No one writes after they die. This simple fact is the foundation of the so-called “historical layering principle”, which requires SSA authors to bear this semiotic truth in mind while finalizing their writing for publication. Upon that truth is based the SSA’s principle of reference style as expressed in the SSA Style Sheet, still to this day the only style sheet to uphold that truth explicitly.* Unique to it is the requirement that authors citing sources take not only scholarly but also temporal account of the “historical layers” implicit in their use of others’ writings. References historically layered enable readers to see at a glance the time dimension of the discourse, just as geologists see the history of the earth in rock layers.
One consequence is that it behooves TAJS authors to research the history of the writings they refer to in order to develop and cultivate their own historical conscience. The semiotic underpinning is that to quote an author is to refer to that historical author’s own symbolical creation and to affirm that origination as of greater semiosic significance than its reproduction or rendition by subsequent editors or translators. In so doing, historical authors retain responsibility for the quoted thought. Correct dating within citations is therefore an ethical as much as a logical act that envelops care with exactitude, due recognition, and indebtedness.
The practical application of this principle relies on the distinction between source works, tied to the lifetime of the text’s author, and access volumes, which may at times be the same as the source work. That distinction yields a reference style at once simple and compatible with the informational content demanded by all other styles, but with this advantage: the SSA Style uniquely establishes for any cited work an invariant reference base across all disciplines, in accord with semiotics’ own interdisciplinarity.
Thus, in SSA publications, the reference or source date for a work in relation to its author should, both ideally and on principle, be taken from within the lifetime of that author or source. Other dates may be important, for instance when the access volume is a translation or a particular edition. If the access volume is a translation or an edition from outside the source’s lifetime, that information—the access date for the work—will be given in the final list of References, but in every case the reference year is that of the source work. The complete “References” list, at the end of the article, otherwise follows standard form, arranged alphabetically by last name of authors; SSA Style requires that all last names be fully capitalized.
Manuscript submissions are expected to be submitted conscientiously prepared in accord with the historical layering principle and to be complete as far as the scholarly intent and state of the knowledge of a field allow. The full version of the Style Sheet is available in The American Journal of Semiotics 4.3–4 (1986), 193–215, and in the Semiotics 1984 Proceedings volume pp. 715–739. An abbreviated version is provided here.
A second SSA Style requirement that opts for logic over custom concerns punctuation placement vis-à-vis quotation marks.
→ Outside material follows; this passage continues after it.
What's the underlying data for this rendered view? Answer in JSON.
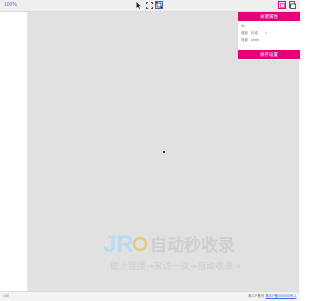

Given that the purpose of quotation marks is to show what was actually said or written, the rule is that punctuation which is part of the source cited belongs inside quotation marks; otherwise punctuation is placed after the closing quotation mark.
* The SSA Style Sheet has been adopted by the University of St. Thomas Center for Thomistic Studies for its publications program and also for the preparation of undergraduate papers, graduate papers, and dissertations: see their PDF.